§ Task directions
Which lines of the entries below hold the word "VOSviewer"? Report each of them.

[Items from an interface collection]
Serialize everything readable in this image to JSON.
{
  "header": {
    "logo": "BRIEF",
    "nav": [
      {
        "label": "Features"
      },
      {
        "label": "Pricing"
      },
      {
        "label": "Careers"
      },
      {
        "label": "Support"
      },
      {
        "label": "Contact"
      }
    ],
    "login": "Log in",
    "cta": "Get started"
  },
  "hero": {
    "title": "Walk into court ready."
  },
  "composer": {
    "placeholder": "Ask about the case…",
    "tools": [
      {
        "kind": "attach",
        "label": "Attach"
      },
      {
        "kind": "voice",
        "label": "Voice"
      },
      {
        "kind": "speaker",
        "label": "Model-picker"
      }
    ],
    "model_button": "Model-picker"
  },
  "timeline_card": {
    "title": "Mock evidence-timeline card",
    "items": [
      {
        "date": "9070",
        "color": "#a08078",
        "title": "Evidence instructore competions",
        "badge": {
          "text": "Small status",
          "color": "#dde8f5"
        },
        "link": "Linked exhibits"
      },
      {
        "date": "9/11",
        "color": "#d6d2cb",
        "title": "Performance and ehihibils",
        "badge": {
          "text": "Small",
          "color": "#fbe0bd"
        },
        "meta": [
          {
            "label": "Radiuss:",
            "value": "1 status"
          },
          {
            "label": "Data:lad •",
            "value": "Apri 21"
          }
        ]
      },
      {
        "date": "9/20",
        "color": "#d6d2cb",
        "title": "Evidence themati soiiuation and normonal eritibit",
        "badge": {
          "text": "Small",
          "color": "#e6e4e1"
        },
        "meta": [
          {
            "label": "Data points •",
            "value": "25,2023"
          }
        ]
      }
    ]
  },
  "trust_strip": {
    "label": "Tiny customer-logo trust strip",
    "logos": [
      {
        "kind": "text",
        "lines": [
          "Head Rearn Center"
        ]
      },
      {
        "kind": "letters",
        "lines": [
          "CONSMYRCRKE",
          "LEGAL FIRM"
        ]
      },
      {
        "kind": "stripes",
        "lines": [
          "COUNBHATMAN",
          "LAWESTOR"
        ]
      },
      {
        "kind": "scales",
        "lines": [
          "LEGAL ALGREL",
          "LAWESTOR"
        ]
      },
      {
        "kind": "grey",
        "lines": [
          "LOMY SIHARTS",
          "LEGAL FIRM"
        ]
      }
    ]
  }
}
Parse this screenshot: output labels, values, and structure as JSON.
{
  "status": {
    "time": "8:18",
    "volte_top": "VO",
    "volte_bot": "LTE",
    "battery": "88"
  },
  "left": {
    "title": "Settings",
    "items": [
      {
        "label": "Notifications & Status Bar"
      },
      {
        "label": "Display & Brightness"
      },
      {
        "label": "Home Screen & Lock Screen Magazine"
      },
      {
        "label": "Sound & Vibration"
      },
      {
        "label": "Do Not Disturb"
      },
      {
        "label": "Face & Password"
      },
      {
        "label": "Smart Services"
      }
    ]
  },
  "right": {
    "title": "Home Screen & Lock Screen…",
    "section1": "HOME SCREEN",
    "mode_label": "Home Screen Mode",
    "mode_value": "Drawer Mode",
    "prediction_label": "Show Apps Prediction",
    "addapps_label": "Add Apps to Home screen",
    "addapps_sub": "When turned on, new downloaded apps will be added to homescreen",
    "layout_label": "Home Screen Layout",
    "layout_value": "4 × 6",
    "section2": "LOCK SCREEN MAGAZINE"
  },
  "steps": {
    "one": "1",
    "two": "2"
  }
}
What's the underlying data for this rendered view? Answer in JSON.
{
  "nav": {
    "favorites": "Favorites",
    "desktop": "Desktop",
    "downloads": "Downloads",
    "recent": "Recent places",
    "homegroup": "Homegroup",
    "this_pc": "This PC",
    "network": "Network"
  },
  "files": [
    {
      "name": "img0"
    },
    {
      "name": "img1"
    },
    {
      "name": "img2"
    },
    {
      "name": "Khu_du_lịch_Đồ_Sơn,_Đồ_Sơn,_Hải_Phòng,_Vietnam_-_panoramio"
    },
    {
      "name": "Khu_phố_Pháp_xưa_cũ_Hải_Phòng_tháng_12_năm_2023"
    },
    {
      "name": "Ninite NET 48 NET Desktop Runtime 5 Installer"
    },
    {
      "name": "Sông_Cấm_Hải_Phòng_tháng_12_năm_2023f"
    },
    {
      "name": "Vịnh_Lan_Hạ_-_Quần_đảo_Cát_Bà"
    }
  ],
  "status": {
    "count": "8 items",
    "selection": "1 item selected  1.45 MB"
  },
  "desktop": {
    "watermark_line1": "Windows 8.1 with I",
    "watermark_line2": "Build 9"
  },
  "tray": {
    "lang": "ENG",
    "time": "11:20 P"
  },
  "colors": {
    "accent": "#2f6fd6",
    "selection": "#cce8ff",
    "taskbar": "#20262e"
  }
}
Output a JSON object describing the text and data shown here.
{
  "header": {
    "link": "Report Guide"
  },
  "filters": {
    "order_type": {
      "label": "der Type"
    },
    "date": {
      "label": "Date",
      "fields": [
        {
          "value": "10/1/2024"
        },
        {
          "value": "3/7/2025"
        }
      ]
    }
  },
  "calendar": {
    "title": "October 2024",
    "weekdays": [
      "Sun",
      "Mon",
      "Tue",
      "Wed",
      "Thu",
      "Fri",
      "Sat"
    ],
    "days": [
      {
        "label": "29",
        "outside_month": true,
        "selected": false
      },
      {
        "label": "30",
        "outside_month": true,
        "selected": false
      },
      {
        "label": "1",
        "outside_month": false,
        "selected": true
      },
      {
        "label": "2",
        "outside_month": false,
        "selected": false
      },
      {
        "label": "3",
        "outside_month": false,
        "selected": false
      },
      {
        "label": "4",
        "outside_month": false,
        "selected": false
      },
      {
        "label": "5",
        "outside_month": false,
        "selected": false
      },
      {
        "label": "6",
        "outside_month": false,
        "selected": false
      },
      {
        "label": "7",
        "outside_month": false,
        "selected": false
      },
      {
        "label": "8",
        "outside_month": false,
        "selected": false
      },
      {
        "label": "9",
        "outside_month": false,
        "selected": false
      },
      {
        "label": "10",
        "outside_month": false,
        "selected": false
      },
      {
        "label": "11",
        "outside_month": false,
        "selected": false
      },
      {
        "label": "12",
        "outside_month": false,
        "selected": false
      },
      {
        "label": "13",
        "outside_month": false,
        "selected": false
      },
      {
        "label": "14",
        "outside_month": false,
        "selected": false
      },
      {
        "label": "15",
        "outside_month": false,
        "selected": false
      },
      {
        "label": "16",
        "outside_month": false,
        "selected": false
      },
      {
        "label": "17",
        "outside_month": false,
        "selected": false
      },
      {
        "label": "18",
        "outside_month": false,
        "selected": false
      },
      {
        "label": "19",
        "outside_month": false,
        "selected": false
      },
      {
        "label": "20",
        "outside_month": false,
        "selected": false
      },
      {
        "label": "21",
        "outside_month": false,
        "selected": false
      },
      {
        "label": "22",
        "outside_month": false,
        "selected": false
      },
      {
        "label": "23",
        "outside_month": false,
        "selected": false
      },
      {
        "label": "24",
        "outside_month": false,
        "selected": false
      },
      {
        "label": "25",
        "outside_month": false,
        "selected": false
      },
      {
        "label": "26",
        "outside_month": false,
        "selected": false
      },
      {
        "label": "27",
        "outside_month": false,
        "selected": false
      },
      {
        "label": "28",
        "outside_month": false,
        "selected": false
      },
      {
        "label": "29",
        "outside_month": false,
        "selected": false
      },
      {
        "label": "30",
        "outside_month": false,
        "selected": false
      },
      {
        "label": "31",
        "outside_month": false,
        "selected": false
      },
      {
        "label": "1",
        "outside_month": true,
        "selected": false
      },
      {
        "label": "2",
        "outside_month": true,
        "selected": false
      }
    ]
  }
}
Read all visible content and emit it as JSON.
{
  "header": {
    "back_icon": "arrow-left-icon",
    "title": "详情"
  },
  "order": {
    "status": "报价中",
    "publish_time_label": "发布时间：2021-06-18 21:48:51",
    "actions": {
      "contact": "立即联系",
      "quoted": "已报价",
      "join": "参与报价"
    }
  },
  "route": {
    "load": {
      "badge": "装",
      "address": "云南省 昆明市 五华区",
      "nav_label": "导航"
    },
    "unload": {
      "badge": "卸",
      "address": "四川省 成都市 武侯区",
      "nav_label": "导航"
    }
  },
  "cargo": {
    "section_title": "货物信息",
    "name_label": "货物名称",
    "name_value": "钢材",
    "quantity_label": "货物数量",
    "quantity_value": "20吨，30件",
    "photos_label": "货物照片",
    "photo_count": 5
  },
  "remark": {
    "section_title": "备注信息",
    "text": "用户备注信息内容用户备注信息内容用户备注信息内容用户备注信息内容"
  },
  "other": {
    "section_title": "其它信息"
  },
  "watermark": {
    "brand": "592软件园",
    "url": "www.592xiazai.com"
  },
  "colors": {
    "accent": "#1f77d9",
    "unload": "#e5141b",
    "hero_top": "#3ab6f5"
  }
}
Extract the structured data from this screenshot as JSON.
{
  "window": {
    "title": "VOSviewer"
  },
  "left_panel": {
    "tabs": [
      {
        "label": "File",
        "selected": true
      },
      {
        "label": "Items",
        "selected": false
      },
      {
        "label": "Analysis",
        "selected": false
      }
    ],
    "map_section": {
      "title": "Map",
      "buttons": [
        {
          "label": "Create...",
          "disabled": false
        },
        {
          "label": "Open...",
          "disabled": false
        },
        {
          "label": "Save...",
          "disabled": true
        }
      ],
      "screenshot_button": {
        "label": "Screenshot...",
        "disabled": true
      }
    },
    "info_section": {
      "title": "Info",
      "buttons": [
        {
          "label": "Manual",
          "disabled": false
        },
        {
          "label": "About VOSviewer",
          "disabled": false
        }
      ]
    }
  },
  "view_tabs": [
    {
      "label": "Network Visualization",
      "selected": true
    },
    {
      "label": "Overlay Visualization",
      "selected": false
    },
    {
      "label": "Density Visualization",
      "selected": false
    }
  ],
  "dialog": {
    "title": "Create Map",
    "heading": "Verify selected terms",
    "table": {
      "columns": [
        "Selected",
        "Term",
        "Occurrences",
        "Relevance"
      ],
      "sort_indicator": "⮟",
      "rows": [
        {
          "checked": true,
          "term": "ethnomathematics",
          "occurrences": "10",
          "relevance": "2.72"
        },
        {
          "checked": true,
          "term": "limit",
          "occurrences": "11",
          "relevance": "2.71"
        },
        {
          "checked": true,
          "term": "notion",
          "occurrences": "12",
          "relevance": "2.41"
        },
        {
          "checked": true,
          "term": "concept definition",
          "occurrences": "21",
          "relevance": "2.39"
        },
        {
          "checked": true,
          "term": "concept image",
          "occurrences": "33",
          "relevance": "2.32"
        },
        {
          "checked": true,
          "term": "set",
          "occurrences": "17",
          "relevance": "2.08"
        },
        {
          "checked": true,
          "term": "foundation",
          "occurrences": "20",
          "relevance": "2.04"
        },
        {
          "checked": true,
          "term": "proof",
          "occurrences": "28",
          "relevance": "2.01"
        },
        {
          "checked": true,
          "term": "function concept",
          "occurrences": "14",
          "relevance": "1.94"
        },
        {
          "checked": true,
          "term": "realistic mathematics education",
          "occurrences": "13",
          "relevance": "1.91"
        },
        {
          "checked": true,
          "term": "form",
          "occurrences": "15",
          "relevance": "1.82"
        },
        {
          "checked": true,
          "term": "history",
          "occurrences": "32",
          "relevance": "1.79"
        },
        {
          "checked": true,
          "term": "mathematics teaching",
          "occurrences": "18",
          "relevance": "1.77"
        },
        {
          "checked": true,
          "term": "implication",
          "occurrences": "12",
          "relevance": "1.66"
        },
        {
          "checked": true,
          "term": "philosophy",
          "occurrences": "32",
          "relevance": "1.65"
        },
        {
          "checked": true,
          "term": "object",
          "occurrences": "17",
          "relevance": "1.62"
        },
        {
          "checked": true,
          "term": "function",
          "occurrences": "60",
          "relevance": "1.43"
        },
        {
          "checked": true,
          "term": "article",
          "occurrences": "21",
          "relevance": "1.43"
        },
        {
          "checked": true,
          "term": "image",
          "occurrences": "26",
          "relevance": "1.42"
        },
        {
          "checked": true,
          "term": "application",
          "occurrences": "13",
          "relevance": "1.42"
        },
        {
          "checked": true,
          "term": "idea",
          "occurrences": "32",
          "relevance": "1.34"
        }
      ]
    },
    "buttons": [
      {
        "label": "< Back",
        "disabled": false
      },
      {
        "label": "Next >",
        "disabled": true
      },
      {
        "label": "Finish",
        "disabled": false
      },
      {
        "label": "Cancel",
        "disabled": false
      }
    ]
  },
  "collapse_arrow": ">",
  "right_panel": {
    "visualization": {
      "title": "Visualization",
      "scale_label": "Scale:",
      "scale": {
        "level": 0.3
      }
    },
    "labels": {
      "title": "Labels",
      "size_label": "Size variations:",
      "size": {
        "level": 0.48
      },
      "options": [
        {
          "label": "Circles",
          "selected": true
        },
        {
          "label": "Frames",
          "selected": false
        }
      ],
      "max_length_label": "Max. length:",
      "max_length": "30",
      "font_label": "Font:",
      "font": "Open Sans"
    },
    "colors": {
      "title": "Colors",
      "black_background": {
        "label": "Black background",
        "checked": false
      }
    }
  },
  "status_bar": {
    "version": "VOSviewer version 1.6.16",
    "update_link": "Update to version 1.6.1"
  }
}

§ Answer box
    "title": "VOSviewer"
          "label": "About VOSviewer",
    "version": "VOSviewer version 1.6.16",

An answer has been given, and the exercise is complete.